- You can insert the threaded inserts using any standard solder iron that fit into their holes. Preferably you will get tapered inserts similar to the ones specified in the BOM. If not, tapper them using a file or a Dremel tool. This is especially important for the insert that goes into the plunger rod. Otherwise, the internal hole hole will get clogged and the M4 threaded rod will not fit in.
- When inserting the threaded inserts, don’t push them too hard, let the heat do most of the work. This will result in better adhesion.
- I programed the controller board using an AVRISP MKII but you can use whatever works for you. Github has the binary image file that include the Arduino bootloader and a script that programs the AVR fuses.
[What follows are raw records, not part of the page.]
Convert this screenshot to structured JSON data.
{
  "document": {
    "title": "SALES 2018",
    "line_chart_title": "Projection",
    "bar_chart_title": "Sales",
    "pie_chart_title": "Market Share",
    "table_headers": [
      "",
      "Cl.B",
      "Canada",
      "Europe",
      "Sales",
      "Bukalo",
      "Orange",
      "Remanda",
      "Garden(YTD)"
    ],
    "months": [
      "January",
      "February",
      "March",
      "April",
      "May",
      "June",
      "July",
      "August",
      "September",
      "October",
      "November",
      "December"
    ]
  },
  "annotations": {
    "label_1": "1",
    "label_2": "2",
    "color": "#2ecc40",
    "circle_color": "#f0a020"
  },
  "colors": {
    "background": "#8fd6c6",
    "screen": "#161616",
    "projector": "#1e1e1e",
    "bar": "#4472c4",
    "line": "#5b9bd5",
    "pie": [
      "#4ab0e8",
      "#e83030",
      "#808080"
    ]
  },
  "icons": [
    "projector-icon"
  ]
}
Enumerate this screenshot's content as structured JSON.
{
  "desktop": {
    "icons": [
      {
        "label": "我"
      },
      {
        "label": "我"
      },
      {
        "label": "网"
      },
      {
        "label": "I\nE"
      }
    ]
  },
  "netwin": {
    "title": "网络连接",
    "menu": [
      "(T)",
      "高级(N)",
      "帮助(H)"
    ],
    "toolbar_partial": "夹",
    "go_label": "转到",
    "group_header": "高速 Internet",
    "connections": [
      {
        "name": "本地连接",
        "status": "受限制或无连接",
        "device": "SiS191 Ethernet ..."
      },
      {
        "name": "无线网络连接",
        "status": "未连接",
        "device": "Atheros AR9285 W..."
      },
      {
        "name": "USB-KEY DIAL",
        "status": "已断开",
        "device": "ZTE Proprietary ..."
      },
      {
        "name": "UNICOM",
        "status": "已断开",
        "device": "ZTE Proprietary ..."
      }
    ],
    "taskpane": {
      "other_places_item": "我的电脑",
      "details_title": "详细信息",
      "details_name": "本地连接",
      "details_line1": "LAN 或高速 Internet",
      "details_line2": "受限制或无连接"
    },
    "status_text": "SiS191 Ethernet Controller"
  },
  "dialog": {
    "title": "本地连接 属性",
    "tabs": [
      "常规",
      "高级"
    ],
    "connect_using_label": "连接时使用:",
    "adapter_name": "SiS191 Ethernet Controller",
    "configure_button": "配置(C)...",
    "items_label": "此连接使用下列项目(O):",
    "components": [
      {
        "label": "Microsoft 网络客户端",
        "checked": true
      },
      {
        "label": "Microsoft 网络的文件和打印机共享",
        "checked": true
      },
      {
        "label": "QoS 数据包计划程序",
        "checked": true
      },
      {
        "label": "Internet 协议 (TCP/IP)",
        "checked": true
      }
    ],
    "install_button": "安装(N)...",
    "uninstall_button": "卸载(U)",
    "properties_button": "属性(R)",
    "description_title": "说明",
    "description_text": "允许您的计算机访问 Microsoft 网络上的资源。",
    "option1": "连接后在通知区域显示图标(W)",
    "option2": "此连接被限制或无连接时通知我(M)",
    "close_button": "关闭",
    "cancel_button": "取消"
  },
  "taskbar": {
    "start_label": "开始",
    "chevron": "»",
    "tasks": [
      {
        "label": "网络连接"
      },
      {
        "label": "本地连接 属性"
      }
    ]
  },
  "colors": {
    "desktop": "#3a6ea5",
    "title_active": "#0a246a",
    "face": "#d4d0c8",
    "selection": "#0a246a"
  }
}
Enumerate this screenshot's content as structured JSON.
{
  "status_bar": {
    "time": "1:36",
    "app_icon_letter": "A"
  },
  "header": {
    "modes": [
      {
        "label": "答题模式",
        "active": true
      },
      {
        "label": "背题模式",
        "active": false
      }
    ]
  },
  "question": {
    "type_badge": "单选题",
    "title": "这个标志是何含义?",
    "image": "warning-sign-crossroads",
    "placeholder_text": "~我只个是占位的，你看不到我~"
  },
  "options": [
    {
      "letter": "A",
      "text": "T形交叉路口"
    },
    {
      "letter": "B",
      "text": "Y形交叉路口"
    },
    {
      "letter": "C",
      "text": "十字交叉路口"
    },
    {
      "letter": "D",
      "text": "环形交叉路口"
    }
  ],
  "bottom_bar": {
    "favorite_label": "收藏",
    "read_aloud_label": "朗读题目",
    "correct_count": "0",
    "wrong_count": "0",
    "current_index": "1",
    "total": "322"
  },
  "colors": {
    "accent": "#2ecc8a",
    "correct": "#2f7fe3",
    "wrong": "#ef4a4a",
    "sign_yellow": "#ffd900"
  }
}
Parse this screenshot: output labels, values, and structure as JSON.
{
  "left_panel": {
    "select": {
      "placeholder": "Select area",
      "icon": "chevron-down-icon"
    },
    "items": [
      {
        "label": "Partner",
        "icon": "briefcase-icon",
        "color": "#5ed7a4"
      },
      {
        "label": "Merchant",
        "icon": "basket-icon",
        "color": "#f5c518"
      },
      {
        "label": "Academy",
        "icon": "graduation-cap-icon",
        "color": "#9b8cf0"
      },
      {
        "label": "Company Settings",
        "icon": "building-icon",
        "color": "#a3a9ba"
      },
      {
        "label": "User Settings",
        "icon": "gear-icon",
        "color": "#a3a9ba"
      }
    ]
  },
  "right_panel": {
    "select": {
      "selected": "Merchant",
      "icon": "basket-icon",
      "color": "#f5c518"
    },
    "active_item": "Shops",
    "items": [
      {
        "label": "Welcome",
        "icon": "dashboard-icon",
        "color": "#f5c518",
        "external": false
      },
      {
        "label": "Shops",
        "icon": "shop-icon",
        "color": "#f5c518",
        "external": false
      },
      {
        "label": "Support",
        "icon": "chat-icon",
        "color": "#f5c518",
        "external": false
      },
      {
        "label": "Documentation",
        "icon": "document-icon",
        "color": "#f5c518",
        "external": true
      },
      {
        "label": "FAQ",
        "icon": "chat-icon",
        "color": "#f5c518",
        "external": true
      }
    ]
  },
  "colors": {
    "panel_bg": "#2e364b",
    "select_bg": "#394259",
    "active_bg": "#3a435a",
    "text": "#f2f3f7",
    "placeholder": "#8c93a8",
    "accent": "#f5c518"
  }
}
- If you want to hack the firmware of the controller, solder a 6 pin header at the pads marked with FTDI and use an adapter such as FTDI Basic to hock the controller you your computer with the Arduino IDE. If you come with interesting firmware updates (e.g. having the red LED blinks proportionally to the speed), send me pull requests on github.
- Use thin and sticky solder paste. For example Chip Quik T5. If the solder paste doesn’t stick well to the PCB, dilute it as needed with IPA.
- Avoid air bubbles in the syringe. Air bubbles makes the rate flow control more difficult.
- The potentiometer controls the speed of the PRESS button only. I got the best results buy setting it on low and achieving a very slow rate of flow and then touching the PCB pads at a fixed rate to achieve consistent drops. This requires some practice.
- The potentiometer is linear but the firmware does logarithmic mapping to allow very fine control at low speeds.
Read more: Arduino Motorized SMT Solder Paste Dispenser